It may not seem like the best time of year for botanising but there are some unusual flowers in bloom in February. Alongside the familiar clumps of snowdrops, thousands of yellow hazel catkins are ripening in the winter sunshine. They are flowers, despite appearances. A typical flower has showy petals, sometimes with an elaborate pattern, a source of delicious nectar and maybe an alluring scent, and these are all features designed to attract bees and other pollinators. But the hazel does not rely on insects for pollination, and there aren't many around this early in the year, so it has no need to attract them. Instead, the hazel relies on the wind and its flowers are designed accordingly.
The catkins are the male flowers and they produce copious amounts of powdery yellow pollen. Each catkin actually consists of 240 individual flowers arranged on a dangling stem, and when fully ripe it only takes the slightest touch to release a cloud of microscopic pollen grains. These can be carried over a great distance on a favourable breeze in the hope of reaching their intended target, a female hazel flower. Of course, wind dispersal can be a bit haphazard and a lot of the pollen will be wasted, landing on damp branches, sticking to spider webs or dusting unsuspecting birds - but the sheer volume of pollen produced helps improve the odds.
The female flowers are tiny, so you'll have to look a lot closer to spot them, but every hazel produces both male catkins and female flowers (though it cannot pollinate itself). The female flowers are equally unusual and resemble a scaly green bud with a bundle of delicate red tendrils emerging from the top.
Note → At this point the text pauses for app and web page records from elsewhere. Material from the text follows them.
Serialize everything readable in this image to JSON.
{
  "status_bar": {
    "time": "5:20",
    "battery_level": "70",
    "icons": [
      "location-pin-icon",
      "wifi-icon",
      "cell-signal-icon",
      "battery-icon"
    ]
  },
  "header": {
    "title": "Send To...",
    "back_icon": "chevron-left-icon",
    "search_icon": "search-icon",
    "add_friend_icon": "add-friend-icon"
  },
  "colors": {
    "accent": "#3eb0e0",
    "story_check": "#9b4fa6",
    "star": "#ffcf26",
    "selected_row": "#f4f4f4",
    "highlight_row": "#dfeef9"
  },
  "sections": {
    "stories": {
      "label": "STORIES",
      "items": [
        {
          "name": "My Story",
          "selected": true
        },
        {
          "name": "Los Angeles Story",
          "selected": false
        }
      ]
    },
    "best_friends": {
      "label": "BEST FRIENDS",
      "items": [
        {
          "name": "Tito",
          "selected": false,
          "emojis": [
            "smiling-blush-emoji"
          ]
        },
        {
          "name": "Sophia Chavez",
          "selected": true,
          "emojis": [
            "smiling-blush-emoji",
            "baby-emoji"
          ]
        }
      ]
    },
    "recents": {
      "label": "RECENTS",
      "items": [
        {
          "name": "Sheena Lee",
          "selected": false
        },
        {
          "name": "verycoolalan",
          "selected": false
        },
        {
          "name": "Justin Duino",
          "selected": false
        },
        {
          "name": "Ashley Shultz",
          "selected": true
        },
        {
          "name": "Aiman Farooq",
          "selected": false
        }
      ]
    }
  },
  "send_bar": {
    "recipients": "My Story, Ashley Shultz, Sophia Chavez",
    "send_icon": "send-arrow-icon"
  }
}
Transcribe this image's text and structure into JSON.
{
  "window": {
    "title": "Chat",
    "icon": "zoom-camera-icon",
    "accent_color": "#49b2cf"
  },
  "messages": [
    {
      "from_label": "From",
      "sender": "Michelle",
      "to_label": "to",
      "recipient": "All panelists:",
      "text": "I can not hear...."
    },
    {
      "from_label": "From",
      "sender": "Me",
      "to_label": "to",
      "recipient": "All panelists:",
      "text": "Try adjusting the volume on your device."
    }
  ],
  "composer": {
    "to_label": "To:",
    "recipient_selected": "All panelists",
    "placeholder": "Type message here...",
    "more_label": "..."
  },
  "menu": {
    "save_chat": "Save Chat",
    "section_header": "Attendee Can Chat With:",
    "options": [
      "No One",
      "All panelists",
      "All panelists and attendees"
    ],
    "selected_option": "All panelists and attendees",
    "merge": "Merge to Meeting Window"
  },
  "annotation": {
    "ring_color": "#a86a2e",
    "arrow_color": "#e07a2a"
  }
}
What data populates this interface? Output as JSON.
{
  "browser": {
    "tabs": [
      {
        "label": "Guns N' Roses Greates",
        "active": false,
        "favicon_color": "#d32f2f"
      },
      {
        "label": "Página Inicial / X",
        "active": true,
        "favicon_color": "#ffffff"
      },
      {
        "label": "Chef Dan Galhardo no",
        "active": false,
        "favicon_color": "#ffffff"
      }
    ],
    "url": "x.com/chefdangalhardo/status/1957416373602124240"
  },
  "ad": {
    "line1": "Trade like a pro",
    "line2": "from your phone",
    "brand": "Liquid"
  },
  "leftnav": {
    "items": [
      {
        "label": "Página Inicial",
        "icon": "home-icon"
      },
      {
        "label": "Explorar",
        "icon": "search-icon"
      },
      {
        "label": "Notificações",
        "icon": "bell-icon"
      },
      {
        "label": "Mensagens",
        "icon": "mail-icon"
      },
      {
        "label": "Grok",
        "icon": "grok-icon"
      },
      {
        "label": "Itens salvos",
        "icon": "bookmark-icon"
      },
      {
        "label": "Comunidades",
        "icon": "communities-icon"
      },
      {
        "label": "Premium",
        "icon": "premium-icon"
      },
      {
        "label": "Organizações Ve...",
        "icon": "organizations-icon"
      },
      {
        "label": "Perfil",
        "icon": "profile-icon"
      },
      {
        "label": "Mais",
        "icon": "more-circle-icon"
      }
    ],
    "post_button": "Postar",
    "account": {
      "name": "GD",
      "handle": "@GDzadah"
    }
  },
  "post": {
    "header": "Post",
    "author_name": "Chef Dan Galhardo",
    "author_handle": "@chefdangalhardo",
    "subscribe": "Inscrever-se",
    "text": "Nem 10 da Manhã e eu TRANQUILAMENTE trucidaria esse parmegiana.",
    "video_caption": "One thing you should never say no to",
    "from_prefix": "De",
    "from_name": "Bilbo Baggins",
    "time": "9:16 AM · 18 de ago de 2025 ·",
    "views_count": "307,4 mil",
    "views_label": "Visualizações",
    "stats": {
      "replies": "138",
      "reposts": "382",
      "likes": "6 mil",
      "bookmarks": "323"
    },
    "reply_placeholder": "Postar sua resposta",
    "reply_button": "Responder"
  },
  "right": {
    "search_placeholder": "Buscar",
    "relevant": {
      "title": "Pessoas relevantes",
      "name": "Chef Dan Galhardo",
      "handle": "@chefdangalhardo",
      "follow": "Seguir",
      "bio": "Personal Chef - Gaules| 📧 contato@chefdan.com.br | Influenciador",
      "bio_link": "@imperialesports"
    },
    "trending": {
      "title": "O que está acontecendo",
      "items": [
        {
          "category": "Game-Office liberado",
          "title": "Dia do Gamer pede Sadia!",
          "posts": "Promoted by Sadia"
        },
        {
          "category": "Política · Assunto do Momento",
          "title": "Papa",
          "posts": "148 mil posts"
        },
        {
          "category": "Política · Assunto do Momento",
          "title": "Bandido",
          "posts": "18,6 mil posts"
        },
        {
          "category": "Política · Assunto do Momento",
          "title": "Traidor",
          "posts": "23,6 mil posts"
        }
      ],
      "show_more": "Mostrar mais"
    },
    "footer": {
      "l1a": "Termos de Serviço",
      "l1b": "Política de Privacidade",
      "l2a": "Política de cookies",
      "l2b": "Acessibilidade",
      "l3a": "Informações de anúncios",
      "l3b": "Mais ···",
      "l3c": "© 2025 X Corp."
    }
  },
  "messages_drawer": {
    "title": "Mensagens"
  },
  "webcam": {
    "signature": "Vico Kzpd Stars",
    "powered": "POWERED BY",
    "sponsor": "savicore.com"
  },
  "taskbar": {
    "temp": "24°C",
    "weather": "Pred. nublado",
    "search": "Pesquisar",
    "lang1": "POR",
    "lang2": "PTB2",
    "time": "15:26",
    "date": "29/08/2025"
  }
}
These are the female flower's styles, or pollen tubes, and any wind-blown pollen grains that land on them will fertilise the flower and trigger the development of a hazelnut.
Even the name is a bit strange. Catkin is derived from the Dutch word katteken, which means kitten, since the flowers look like fluffy kitten tails. They're also known as lamb's tails for the same reason, and this name has a stronger association with the onset of spring.